The Problem With Childcare

Posted on May 14, 2011


Hello, it’s been over a week. I do hope everyone is well.

I only have good intentions with this post, and I will represent most if not all parents when I insist childcare is a bit of a win-lose situation and then some.


Fun and games. Just don't bring back them germies!

It’s win-lose in the first couple of weeks when the parents are able to show their bloody face at work to please the boss, but completely lose-lose when they are infected with some weird virus passed on to them through their child.

The innocent child is obviously at the mercy of other children, who arrive at childcare in the morning with every known disease known to man.

This is often exacerbated by the staff – who all have good intentions, don’t get me wrong! – who often run out of resource or forget some instructions and the children are all losers.

The statistics aren’t a pretty read. Michele has since gone back to work for three months and Levi in childcare, two.

Out of the last two months, Michele has had to take at least three weeks off to nurse our really sick boy and I too had to use some carer’s leave.

To compound matters further, Levi infects either Michele or myself with a cold or flu virus every so often.

I seldom get sick. Rarely, in fact. I did not take a day of sick leave in 2010 because I was generally healthy.

Since Levi began childcare, I’ve already taken two days off.

Currently I’m nursing a virus that inflames my tonsils (swallowing sandpaper anyone?), a violent cough and a brutal cold.

Talk about wrong timing too; we’re still a month away from winter and it’s bloody zero degrees overnight.

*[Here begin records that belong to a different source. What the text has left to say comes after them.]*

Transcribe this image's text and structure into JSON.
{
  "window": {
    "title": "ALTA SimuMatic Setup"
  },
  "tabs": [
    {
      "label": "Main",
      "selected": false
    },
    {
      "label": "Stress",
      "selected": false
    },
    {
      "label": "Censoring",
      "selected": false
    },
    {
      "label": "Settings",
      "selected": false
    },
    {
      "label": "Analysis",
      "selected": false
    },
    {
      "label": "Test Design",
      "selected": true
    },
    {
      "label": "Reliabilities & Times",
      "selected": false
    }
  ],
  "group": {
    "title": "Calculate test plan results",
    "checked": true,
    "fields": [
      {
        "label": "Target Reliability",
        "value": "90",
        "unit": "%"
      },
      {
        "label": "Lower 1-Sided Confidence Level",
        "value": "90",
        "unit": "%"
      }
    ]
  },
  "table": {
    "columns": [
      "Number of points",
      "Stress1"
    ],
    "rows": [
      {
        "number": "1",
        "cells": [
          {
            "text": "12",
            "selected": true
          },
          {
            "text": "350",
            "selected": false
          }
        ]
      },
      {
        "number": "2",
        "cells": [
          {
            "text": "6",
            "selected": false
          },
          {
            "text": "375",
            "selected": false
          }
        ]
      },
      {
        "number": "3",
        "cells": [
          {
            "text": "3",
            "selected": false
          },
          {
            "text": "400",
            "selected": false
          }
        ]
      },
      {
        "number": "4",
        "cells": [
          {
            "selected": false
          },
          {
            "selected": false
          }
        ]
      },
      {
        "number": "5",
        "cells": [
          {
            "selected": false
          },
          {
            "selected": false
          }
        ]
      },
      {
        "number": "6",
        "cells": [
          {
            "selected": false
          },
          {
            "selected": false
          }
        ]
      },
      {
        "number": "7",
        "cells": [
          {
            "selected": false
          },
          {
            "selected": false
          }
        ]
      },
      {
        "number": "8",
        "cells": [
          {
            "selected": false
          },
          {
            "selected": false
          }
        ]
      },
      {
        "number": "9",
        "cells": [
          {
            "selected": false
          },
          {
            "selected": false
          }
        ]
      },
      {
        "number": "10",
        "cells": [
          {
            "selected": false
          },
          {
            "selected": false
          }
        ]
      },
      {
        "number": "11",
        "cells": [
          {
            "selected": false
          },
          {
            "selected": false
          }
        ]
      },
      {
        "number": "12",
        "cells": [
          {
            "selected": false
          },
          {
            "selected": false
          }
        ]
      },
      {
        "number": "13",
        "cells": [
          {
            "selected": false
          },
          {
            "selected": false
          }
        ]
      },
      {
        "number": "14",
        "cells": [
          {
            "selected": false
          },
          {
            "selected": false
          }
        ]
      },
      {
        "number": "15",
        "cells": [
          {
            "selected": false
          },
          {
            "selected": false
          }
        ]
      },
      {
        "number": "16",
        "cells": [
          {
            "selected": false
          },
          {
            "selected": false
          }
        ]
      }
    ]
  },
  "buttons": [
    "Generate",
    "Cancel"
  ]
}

A quick check with other parents suggest they feel the same. In an ideal world none of them would send their children to childcare but their career/job beckons.

I too, have a career I’m pursuing and I simply cannot to slack if my dreams are to be fulfilled. Less so Michele, who would rather spend time at home all day everyday with Levi.

However with the increased cost of living in Melbourne, a single-income family is highly unsustainable and Michele is forced to work.

It’s now 7am in the morning and I’m done venting. I need an outlet.

Now if you’d excuse me I have got another violent coughing fit to attend to.